Segment Start: Given data
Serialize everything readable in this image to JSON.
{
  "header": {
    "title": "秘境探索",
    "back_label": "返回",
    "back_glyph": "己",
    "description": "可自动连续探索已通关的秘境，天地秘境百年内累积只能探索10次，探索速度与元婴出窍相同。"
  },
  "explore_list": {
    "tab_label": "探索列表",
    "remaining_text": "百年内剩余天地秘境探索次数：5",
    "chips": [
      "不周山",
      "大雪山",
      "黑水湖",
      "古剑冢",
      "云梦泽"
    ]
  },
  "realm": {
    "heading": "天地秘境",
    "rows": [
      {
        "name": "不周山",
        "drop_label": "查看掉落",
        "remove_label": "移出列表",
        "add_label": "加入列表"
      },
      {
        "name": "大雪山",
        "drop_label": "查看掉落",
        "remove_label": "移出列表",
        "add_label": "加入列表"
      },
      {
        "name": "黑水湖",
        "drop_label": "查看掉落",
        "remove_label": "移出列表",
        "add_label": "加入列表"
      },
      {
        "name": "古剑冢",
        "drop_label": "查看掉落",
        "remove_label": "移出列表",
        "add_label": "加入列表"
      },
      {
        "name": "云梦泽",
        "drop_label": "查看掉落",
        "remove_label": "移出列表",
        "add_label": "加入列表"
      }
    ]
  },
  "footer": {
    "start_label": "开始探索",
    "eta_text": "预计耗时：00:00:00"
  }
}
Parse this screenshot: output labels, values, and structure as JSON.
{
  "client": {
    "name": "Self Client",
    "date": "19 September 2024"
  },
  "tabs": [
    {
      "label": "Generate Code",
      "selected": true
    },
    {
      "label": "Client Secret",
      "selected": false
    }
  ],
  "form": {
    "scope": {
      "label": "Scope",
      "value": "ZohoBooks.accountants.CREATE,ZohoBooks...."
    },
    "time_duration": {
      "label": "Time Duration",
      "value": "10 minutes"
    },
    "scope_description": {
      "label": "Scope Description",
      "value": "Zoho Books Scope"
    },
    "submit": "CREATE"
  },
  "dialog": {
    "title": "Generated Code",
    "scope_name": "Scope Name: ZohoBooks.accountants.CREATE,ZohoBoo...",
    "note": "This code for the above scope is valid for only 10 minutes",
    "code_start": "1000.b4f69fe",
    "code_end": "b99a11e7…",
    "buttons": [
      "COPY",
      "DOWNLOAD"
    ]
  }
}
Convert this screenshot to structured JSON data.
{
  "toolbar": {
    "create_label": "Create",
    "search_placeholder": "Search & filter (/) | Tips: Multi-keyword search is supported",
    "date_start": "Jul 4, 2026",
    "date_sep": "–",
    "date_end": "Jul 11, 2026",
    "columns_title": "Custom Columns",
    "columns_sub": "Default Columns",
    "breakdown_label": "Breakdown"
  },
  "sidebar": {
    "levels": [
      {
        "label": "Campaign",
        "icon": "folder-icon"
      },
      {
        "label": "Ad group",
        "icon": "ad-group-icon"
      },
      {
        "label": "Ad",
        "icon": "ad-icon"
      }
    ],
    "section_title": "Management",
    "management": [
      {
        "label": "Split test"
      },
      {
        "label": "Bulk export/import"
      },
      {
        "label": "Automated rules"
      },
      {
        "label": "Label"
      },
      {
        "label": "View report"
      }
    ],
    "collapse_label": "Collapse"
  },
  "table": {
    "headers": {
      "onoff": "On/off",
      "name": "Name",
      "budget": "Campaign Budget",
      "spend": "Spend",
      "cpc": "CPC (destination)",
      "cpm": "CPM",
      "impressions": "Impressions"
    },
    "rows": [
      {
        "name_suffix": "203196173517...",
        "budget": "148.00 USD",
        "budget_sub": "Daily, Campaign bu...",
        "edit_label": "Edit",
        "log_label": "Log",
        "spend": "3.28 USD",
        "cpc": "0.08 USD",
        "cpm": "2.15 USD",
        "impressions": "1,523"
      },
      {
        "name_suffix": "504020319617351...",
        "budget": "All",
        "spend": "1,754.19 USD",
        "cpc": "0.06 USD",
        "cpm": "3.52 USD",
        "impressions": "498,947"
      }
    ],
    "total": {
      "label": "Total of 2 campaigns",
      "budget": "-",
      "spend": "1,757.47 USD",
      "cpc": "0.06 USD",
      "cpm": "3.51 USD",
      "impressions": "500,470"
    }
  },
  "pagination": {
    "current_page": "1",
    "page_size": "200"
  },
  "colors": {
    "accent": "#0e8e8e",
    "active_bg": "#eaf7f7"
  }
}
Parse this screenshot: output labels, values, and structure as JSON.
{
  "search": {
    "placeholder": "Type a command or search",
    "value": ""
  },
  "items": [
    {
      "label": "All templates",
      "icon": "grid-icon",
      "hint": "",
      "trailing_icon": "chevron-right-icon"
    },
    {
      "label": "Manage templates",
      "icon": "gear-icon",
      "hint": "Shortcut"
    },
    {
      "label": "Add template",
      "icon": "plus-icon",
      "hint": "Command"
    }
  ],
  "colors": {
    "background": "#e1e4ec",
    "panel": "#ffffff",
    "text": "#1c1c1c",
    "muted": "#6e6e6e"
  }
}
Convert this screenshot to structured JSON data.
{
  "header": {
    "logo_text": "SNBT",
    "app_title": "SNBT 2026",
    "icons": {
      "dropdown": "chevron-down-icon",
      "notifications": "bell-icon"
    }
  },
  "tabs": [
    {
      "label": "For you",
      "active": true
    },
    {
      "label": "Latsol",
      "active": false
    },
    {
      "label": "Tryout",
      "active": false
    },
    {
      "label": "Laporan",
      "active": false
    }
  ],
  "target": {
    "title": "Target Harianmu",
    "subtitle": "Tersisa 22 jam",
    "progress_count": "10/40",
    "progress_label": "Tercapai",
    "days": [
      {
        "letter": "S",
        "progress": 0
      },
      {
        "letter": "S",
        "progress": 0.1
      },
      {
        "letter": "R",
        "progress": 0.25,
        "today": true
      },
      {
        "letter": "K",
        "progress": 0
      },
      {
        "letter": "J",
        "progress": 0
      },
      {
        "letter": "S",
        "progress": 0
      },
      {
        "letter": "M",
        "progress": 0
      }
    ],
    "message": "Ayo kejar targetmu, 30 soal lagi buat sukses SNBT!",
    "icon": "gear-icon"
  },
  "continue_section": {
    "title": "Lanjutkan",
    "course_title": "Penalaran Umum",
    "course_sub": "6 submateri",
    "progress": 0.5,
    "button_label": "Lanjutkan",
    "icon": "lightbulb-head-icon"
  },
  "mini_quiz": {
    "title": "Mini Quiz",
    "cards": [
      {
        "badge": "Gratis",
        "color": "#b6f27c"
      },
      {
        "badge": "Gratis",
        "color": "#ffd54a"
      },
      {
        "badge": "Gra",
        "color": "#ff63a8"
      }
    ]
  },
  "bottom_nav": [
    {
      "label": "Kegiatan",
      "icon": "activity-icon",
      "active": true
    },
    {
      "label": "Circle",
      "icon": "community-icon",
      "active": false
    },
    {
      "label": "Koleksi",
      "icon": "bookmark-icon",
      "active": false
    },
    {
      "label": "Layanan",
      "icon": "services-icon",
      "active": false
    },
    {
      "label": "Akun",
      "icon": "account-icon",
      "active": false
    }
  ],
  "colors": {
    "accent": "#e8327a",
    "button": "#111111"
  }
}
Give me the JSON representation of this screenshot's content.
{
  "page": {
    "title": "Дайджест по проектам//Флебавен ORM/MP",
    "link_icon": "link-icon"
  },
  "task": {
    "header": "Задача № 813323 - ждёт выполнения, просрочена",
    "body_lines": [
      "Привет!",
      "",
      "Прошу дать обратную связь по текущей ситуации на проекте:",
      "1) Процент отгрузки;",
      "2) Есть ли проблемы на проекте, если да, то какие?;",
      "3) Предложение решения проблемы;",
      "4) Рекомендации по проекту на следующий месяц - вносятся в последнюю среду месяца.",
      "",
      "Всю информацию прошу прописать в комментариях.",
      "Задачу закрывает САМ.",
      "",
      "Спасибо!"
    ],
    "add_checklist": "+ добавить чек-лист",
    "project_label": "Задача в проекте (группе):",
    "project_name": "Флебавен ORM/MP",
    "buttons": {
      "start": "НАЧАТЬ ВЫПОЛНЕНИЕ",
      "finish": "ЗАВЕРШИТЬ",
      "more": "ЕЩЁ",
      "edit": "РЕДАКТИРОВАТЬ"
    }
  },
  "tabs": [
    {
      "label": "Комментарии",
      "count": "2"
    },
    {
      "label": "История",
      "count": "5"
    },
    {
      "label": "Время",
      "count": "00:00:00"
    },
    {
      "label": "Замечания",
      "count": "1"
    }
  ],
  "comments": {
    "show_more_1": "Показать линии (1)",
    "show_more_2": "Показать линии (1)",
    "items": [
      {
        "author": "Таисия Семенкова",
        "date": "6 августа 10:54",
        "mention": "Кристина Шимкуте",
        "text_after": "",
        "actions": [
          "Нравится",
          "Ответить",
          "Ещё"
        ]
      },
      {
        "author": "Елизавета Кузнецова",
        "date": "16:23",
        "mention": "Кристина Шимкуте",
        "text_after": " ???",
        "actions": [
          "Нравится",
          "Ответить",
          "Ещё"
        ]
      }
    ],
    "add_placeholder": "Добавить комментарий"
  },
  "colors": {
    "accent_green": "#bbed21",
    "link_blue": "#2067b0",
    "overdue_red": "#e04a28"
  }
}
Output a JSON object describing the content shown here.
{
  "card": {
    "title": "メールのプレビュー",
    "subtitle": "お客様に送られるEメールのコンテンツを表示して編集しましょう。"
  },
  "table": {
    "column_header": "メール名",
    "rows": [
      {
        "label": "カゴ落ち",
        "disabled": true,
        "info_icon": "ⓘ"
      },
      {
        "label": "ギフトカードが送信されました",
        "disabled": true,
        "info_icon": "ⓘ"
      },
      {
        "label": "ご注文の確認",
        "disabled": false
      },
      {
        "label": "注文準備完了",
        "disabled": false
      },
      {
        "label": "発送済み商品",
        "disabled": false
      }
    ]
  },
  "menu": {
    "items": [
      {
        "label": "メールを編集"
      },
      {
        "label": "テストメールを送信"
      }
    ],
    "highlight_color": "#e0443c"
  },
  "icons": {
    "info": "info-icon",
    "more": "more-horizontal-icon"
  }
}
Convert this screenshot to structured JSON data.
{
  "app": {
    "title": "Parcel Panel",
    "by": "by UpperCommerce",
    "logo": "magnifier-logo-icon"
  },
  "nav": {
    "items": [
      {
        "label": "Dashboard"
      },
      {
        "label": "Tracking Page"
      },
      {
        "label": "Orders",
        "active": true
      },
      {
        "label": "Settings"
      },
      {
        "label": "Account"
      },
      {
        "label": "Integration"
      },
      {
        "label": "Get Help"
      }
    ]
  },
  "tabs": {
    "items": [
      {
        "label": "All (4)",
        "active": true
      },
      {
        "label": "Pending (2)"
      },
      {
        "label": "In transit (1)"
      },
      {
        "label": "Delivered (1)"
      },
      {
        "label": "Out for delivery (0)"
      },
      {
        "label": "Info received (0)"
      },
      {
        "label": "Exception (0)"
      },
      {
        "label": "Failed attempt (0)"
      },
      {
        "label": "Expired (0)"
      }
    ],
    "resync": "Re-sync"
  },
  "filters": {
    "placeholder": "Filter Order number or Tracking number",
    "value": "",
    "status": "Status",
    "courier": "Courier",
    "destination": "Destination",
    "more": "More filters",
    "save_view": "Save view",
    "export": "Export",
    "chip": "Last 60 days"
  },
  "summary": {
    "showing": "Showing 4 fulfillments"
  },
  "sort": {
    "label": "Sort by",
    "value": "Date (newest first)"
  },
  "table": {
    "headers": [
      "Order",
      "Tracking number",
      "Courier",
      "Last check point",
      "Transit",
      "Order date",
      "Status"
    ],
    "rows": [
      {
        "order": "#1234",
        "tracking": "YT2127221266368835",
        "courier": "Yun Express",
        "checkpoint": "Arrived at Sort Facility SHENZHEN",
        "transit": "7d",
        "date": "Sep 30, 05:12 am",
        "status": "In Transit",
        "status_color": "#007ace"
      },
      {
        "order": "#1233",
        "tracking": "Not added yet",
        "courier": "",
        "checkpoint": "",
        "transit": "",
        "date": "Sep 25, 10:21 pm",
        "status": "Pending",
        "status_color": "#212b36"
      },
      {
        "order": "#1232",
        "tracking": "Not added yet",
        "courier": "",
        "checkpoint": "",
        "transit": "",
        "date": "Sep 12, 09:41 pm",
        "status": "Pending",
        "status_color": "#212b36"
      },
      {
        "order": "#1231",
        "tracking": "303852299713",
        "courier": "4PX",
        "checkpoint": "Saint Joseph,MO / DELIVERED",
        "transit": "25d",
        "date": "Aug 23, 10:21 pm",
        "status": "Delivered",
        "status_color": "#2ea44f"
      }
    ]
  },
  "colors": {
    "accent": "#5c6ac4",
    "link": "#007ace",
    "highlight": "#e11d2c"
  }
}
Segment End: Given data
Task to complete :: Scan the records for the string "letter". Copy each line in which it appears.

Task answer ::
        "letter": "S",
        "letter": "S",
        "letter": "R",
        "letter": "K",
        "letter": "J",
        "letter": "S",
        "letter": "M",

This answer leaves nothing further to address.